As effective as the 4ft tube/Deer Guard combination was in 2008, Babe wanted to avoid the added trips to the field to spray repellent in 2009, and chose to use 5ft tubes instead.

Second, we pruned all of the deer-browsed "bonsai" trees to a single stem before applying tree tubes. This adds time and labor at the beginning but it has two huge benefits: 1) All of the growth potential stored in those huge roots would be channeled into a single stem, resulting in faster height growth (getting the terminal shoot above the browse line more quickly), and 2) Produces trees with better form - fewer lateral branches and narrow branch crotch angles.

The results? In a word: Wow!
Joe took this photo (click to enlarge) on October 23. That's me standing next to a tree that was tubed on May 20, 2009 when it was no more than knee high. It is now very nearly 10 feet tall!

85% or more of the trees we tubed just this past May have emerged from 5ft tree tubes.
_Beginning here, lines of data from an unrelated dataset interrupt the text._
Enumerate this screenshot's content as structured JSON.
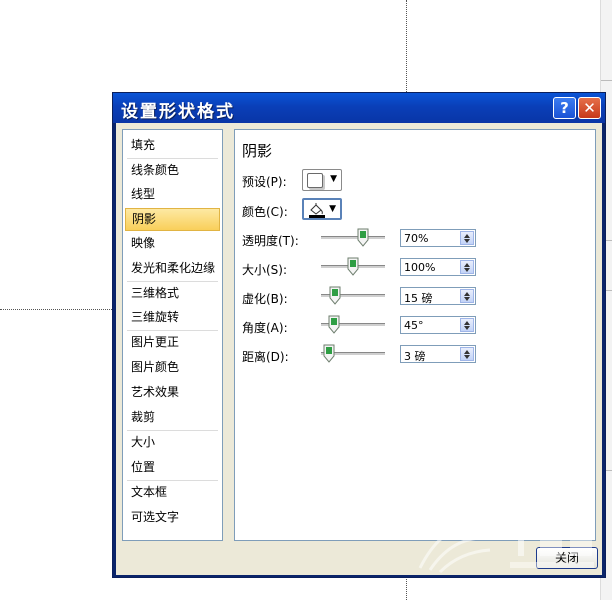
{
  "dialog": {
    "title": "设置形状格式",
    "help_label": "?",
    "close_label": "✕",
    "close_button_label": "关闭"
  },
  "nav": {
    "items": [
      {
        "label": "填充"
      },
      {
        "label": "线条颜色"
      },
      {
        "label": "线型"
      },
      {
        "label": "阴影",
        "selected": true
      },
      {
        "label": "映像"
      },
      {
        "label": "发光和柔化边缘"
      },
      {
        "label": "三维格式"
      },
      {
        "label": "三维旋转"
      },
      {
        "label": "图片更正"
      },
      {
        "label": "图片颜色"
      },
      {
        "label": "艺术效果"
      },
      {
        "label": "裁剪"
      },
      {
        "label": "大小"
      },
      {
        "label": "位置"
      },
      {
        "label": "文本框"
      },
      {
        "label": "可选文字"
      }
    ]
  },
  "shadow": {
    "section_title": "阴影",
    "preset_label": "预设(P):",
    "color_label": "颜色(C):",
    "transparency": {
      "label": "透明度(T):",
      "value": "70%",
      "slider_level": 0.7
    },
    "size": {
      "label": "大小(S):",
      "value": "100%",
      "slider_level": 0.5
    },
    "blur": {
      "label": "虚化(B):",
      "value": "15 磅",
      "slider_level": 0.15
    },
    "angle": {
      "label": "角度(A):",
      "value": "45°",
      "slider_level": 0.125
    },
    "distance": {
      "label": "距离(D):",
      "value": "3 磅",
      "slider_level": 0.03
    }
  },
  "colors": {
    "title_bar": "#0a46c8",
    "selected_item": "#f9cf5a",
    "slider_thumb": "#2f9e44"
  }
}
What's the reason for the great results? Is it the fertile soil? Babe's soil could be charitably described as "gravelly loam." A less charitable description given by someone who has spent several days driving stakes into it is " rocks." So trust me, it's not the soil.

Is it the high rainfall? Ottertail County has been in a drought for several seasons. Was it the warm, sunny summer? I just came across this amazing fact on the East Ottertail SWCD web page:

Did You Know?

Perham had only one day 90 degrees or greater this summer.

Every night this summer had temps below 70 degrees.

I think that safely rules out unusually good growing conditions as the reason for the great growth. Again, it was a combination of browse protection, moisture stress reduction and the ability to do great weed control that unleashed the pent up growth potential in those root systems.

4) Planting white oak seedlings in forest openings to enhance hard mast production. Like many farms in the region, the hillier portions of the property were not cleared for farming, and the oaks (bur and red) that benefited from period prairie fires were allowed to grow. Over time, and in the absence (and active suppression of) fire, more shade tolerant species like basswood began to gain ascendancy in the woods. Basswood is a terrific tree, but it does not produce much mast for wildlife, and you generally don't want it to comprise a high percentage of your forest composition. So Babe worked with a local logger to harvest basswood trees from the woods. This has two benefits. First, the crowns of the basswood trees were competing with the crowns of the oaks for sunlight and growing space. Removal of the basswoods will give the existing oaks more room to grow, and they will dramatically increase acorn production in the coming years. Second, it created openings for planting new oaks - and Babe choose to plant white oak to provide a different (and sweeter) type of mast than his indigenous bur and red oaks provide - to get started.

Approximately 150 white oaks were planted, each in a 5 foot Plantra O-style Vented Tree Tube. While the results are not as exciting as the crabapples or the hedgerows (no stories of 10 feet of growth in one year), the results were terrific. On our recent visit to the ranch we replaced the few oak seedlings that didn't survive with direct seeded acorns which will germinate next spring. We'll easily see the first of the oaks emerge from their 5ft tree tubes next summer, and growth will be enhanced by further clearing of brush and overstory trees that are shading our seedlings.

All in all, another fantastic year at Babe Winkelman's ranch. And the best part is knowing that these are the kind of results our customers are seeing across the country.